Meeting the Schools
Next we started looking at some of the projects.
Food Myth Investigation in Apples and Carrots. Really as good for our eyes as we were told? by Sacred Heart N.S. Clondalkin Dublin 22.
They found that 48% of attendance went up, 38% of attendance stayed the same and 15% of childrens attendance went down when the kids in the school started eating an apple a day.
What is the Effect of Gaming on Your Body? Killasser NS, Swinford, Co Mayo.
This had all sorts of graphs that included: Do You Like Gaming? What are Your Favourite Games? Do You Play More on Weekdays or Weekends?
It turns out that gaming increases our pulse, our pain tolerance our breaths per minute and our reaction time lowers.
A Rappers Guide To The Solar System
The rappers name was Jon Chase (known as Oort Kuiper on social media channels) and he was a pretty good rapper. He’s also a science communicator with a great way to teach people. He showed us the scale of the Solar System if the Earth was a grape and the rest of the planets were fruit. He also explained what STEM is through, you guessed it, a rap.
Check out his YouTube channel here.
Meeting More Schools
What Effect do Sugary Drinks have on our bodies? by Catholic University JS, Leeson Street Lower, Dublin 2.
I was shocked to see that Pepsi had 56g of sugar! (Last time I ever drink that!) They asked kids in their school a poll of how much sugar you think a child needs everyday and some kids said 360g and the lowest was 40g but the actual answer is 25g.
Can we develop an algorithm to solve the Rubiks Cube? Mhuire NS Mullingar, Co Westmeath
They carried out a survey of 150 kids in school in October last year of who could solve the mystery of the Rubiks cube and no one at the time could solve it. Then this March, after they had created the algorithm (and with the help of a promise of two nights off homework), 24% of the kids could solve it. There was one girl in their class who could solve it in 1 minute and 6 seconds!
Can we develop an algorithm to solve the Rubik’s Cube?
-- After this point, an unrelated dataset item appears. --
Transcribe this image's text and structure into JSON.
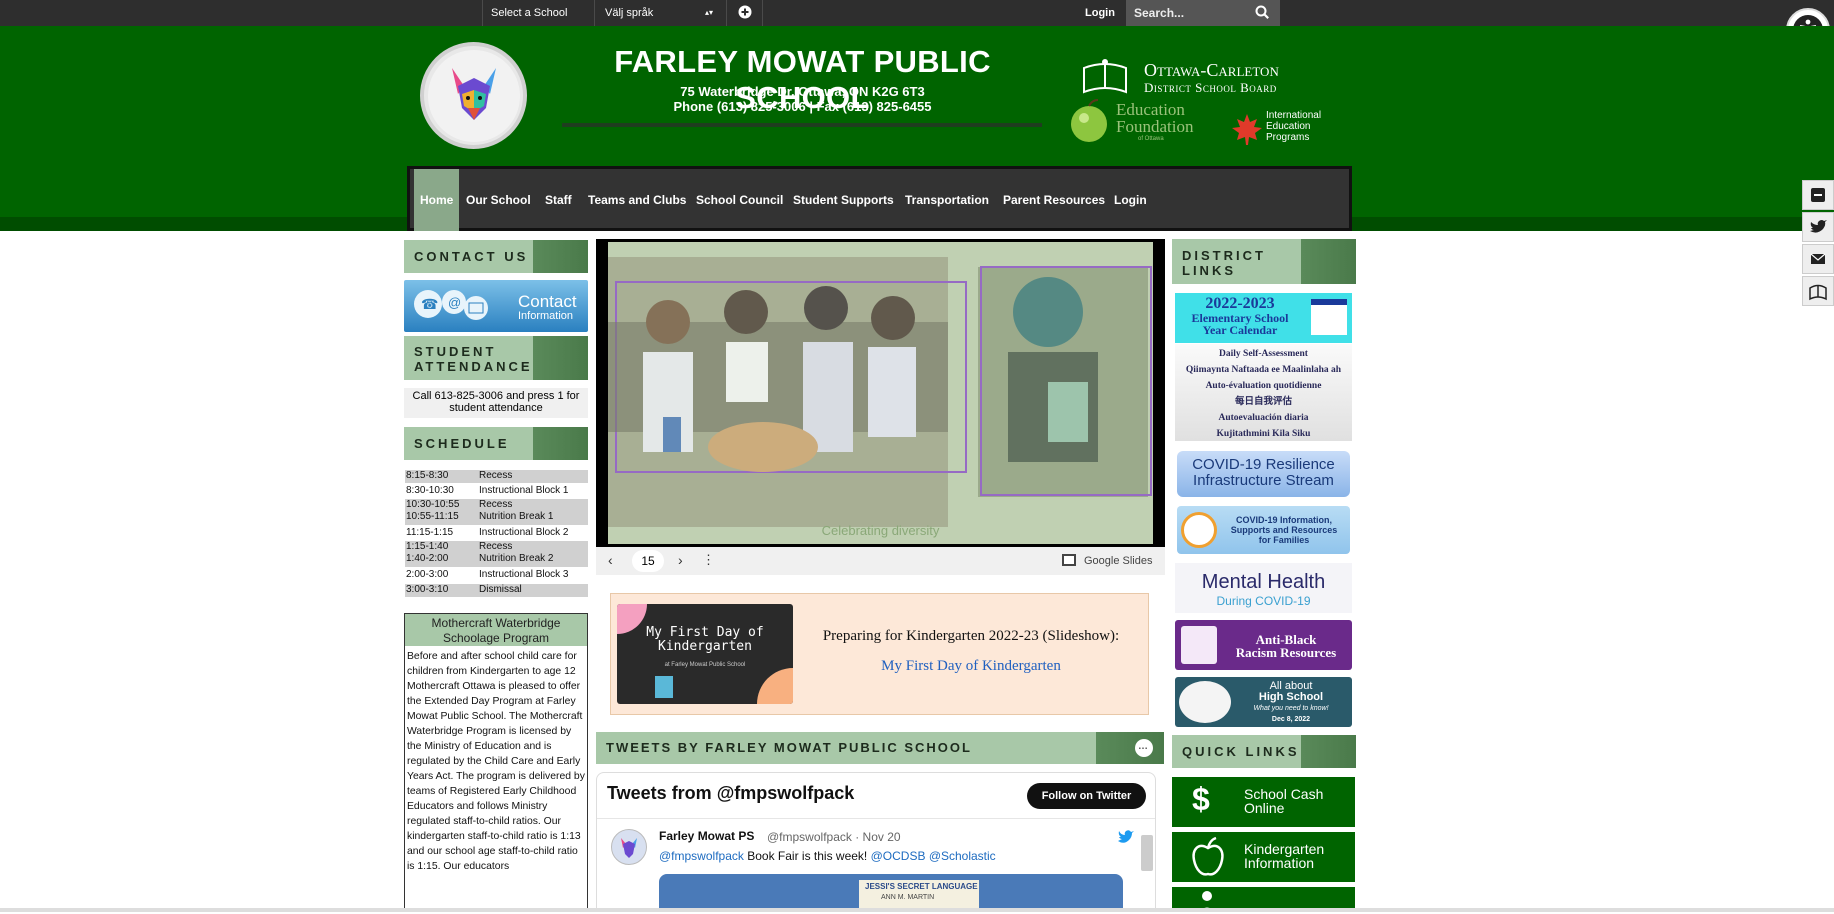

Bernie Brennan, @TheRDS President with @ADoyleTD went to find out at stand 117 Mhuie NS Mullingar, Westmeath. #esbscienceblast #STEM #believeinscience #EngWeek19 @science_blast pic.twitter.com/SO6OcPvfXB
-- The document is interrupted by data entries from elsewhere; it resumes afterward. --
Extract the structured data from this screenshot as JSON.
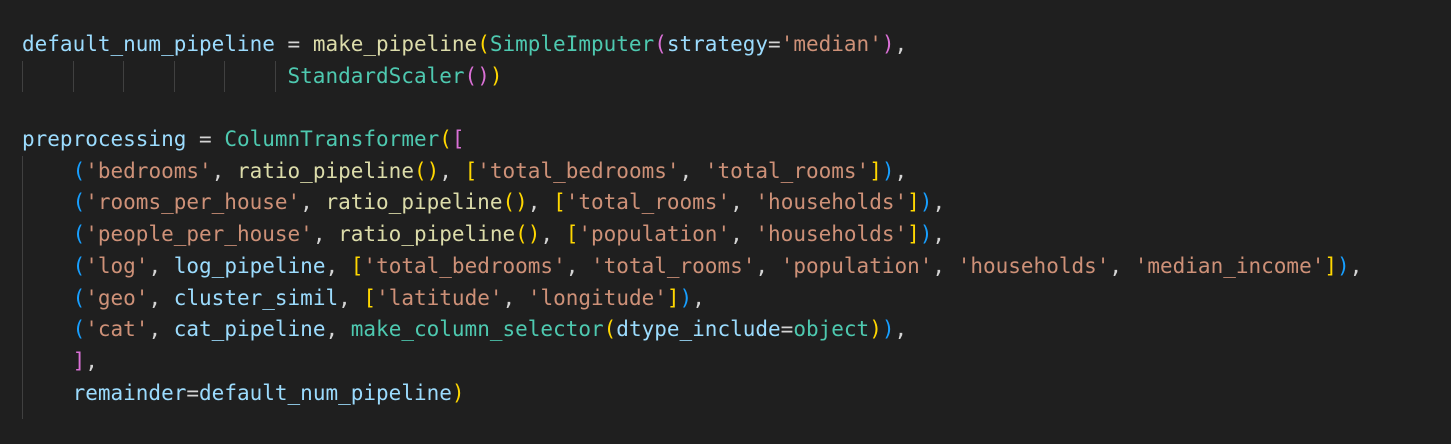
{
  "editor": {
    "lines": [
      [
        {
          "t": "default_num_pipeline",
          "k": "var"
        },
        {
          "t": " = ",
          "k": "op"
        },
        {
          "t": "make_pipeline",
          "k": "fn"
        },
        {
          "t": "(",
          "k": "b1"
        },
        {
          "t": "SimpleImputer",
          "k": "cls"
        },
        {
          "t": "(",
          "k": "b2"
        },
        {
          "t": "strategy",
          "k": "var"
        },
        {
          "t": "=",
          "k": "op"
        },
        {
          "t": "'median'",
          "k": "str"
        },
        {
          "t": ")",
          "k": "b2"
        },
        {
          "t": ",",
          "k": "op"
        }
      ],
      [
        {
          "t": "                     ",
          "k": "op"
        },
        {
          "t": "StandardScaler",
          "k": "cls"
        },
        {
          "t": "(",
          "k": "b2"
        },
        {
          "t": ")",
          "k": "b2"
        },
        {
          "t": ")",
          "k": "b1"
        }
      ],
      [],
      [
        {
          "t": "preprocessing",
          "k": "var"
        },
        {
          "t": " = ",
          "k": "op"
        },
        {
          "t": "ColumnTransformer",
          "k": "cls"
        },
        {
          "t": "(",
          "k": "b1"
        },
        {
          "t": "[",
          "k": "b2"
        }
      ],
      [
        {
          "t": "    ",
          "k": "op"
        },
        {
          "t": "(",
          "k": "b3"
        },
        {
          "t": "'bedrooms'",
          "k": "str"
        },
        {
          "t": ", ",
          "k": "op"
        },
        {
          "t": "ratio_pipeline",
          "k": "fn"
        },
        {
          "t": "()",
          "k": "b1"
        },
        {
          "t": ", ",
          "k": "op"
        },
        {
          "t": "[",
          "k": "b1"
        },
        {
          "t": "'total_bedrooms'",
          "k": "str"
        },
        {
          "t": ", ",
          "k": "op"
        },
        {
          "t": "'total_rooms'",
          "k": "str"
        },
        {
          "t": "]",
          "k": "b1"
        },
        {
          "t": ")",
          "k": "b3"
        },
        {
          "t": ",",
          "k": "op"
        }
      ],
      [
        {
          "t": "    ",
          "k": "op"
        },
        {
          "t": "(",
          "k": "b3"
        },
        {
          "t": "'rooms_per_house'",
          "k": "str"
        },
        {
          "t": ", ",
          "k": "op"
        },
        {
          "t": "ratio_pipeline",
          "k": "fn"
        },
        {
          "t": "()",
          "k": "b1"
        },
        {
          "t": ", ",
          "k": "op"
        },
        {
          "t": "[",
          "k": "b1"
        },
        {
          "t": "'total_rooms'",
          "k": "str"
        },
        {
          "t": ", ",
          "k": "op"
        },
        {
          "t": "'households'",
          "k": "str"
        },
        {
          "t": "]",
          "k": "b1"
        },
        {
          "t": ")",
          "k": "b3"
        },
        {
          "t": ",",
          "k": "op"
        }
      ],
      [
        {
          "t": "    ",
          "k": "op"
        },
        {
          "t": "(",
          "k": "b3"
        },
        {
          "t": "'people_per_house'",
          "k": "str"
        },
        {
          "t": ", ",
          "k": "op"
        },
        {
          "t": "ratio_pipeline",
          "k": "fn"
        },
        {
          "t": "()",
          "k": "b1"
        },
        {
          "t": ", ",
          "k": "op"
        },
        {
          "t": "[",
          "k": "b1"
        },
        {
          "t": "'population'",
          "k": "str"
        },
        {
          "t": ", ",
          "k": "op"
        },
        {
          "t": "'households'",
          "k": "str"
        },
        {
          "t": "]",
          "k": "b1"
        },
        {
          "t": ")",
          "k": "b3"
        },
        {
          "t": ",",
          "k": "op"
        }
      ],
      [
        {
          "t": "    ",
          "k": "op"
        },
        {
          "t": "(",
          "k": "b3"
        },
        {
          "t": "'log'",
          "k": "str"
        },
        {
          "t": ", ",
          "k": "op"
        },
        {
          "t": "log_pipeline",
          "k": "var"
        },
        {
          "t": ", ",
          "k": "op"
        },
        {
          "t": "[",
          "k": "b1"
        },
        {
          "t": "'total_bedrooms'",
          "k": "str"
        },
        {
          "t": ", ",
          "k": "op"
        },
        {
          "t": "'total_rooms'",
          "k": "str"
        },
        {
          "t": ", ",
          "k": "op"
        },
        {
          "t": "'population'",
          "k": "str"
        },
        {
          "t": ", ",
          "k": "op"
        },
        {
          "t": "'households'",
          "k": "str"
        },
        {
          "t": ", ",
          "k": "op"
        },
        {
          "t": "'median_income'",
          "k": "str"
        },
        {
          "t": "]",
          "k": "b1"
        },
        {
          "t": ")",
          "k": "b3"
        },
        {
          "t": ",",
          "k": "op"
        }
      ],
      [
        {
          "t": "    ",
          "k": "op"
        },
        {
          "t": "(",
          "k": "b3"
        },
        {
          "t": "'geo'",
          "k": "str"
        },
        {
          "t": ", ",
          "k": "op"
        },
        {
          "t": "cluster_simil",
          "k": "var"
        },
        {
          "t": ", ",
          "k": "op"
        },
        {
          "t": "[",
          "k": "b1"
        },
        {
          "t": "'latitude'",
          "k": "str"
        },
        {
          "t": ", ",
          "k": "op"
        },
        {
          "t": "'longitude'",
          "k": "str"
        },
        {
          "t": "]",
          "k": "b1"
        },
        {
          "t": ")",
          "k": "b3"
        },
        {
          "t": ",",
          "k": "op"
        }
      ],
      [
        {
          "t": "    ",
          "k": "op"
        },
        {
          "t": "(",
          "k": "b3"
        },
        {
          "t": "'cat'",
          "k": "str"
        },
        {
          "t": ", ",
          "k": "op"
        },
        {
          "t": "cat_pipeline",
          "k": "var"
        },
        {
          "t": ", ",
          "k": "op"
        },
        {
          "t": "make_column_selector",
          "k": "cls"
        },
        {
          "t": "(",
          "k": "b1"
        },
        {
          "t": "dtype_include",
          "k": "var"
        },
        {
          "t": "=",
          "k": "op"
        },
        {
          "t": "object",
          "k": "cls"
        },
        {
          "t": ")",
          "k": "b1"
        },
        {
          "t": ")",
          "k": "b3"
        },
        {
          "t": ",",
          "k": "op"
        }
      ],
      [
        {
          "t": "    ",
          "k": "op"
        },
        {
          "t": "]",
          "k": "b2"
        },
        {
          "t": ",",
          "k": "op"
        }
      ],
      [
        {
          "t": "    ",
          "k": "op"
        },
        {
          "t": "remainder",
          "k": "var"
        },
        {
          "t": "=",
          "k": "op"
        },
        {
          "t": "default_num_pipeline",
          "k": "var"
        },
        {
          "t": ")",
          "k": "b1"
        }
      ]
    ]
  }
}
— ESB Science Blast (@science_blast) March 6, 2019
It’s not Rocket Science or is it? St Brigids BNS Foxrock Dublin 18.
Was about how hard it was to build a rocket. It was great fun, they were shooting handmade rockets all over the place! I saw they had built different types of rockets made out materials like foam, paper and balloon and launched to see how successful each version would be. They said the most successful was the foam and least was the balloon.
How does the Colour of Food affect our Perception of it? St Altans NS, Cherry Orchard Avenue, Dublin 10
This experiment was done by food colouring different pots of popcorn and asking people if the popcorn tasted different. Then the public could tick a yes or no sheet of paper.
Blog / Vlog to come!
We then visited another stand called Go Fly Your Kite in the sponsor area and they explained that this was a STEAM activity where kids could design and use their own kites using their kits. The kite is really easy to build and comes with all the colours, strings and ribbons so a complete set and I flew this one inside the RDS and it was amazing how quickly it went up and stayed up! I was able to bring one home and will be designing and using this myself and will put up a YouTube video about it in the coming weeks.
Action on the Side
We did pop in and check out one of the shows being put on by Mark the Science Guy about the Physics of Breakdancing. We caught the bit about Friction and Momentum and watched Mark in a video on the snow and falling down a Black Slope at speed. He was demonstrating how he lost friction and gained momentum! The breakdancing was amazing as were the support dancers. They where selected from a Ballet Class and they brought a lot of fun to the demonstration.
Last but not least we went back to Exploriums stand and we had a go on the bed of nails and on the VR Rollercoaster which was amazing!
I found the whole day a great learning and experimenting experience and you get to be arty and practice public speaking as well. I found the talks and workshops really interesting and I will do my best to talk my school into going next year as it will be the last chance I can enter it.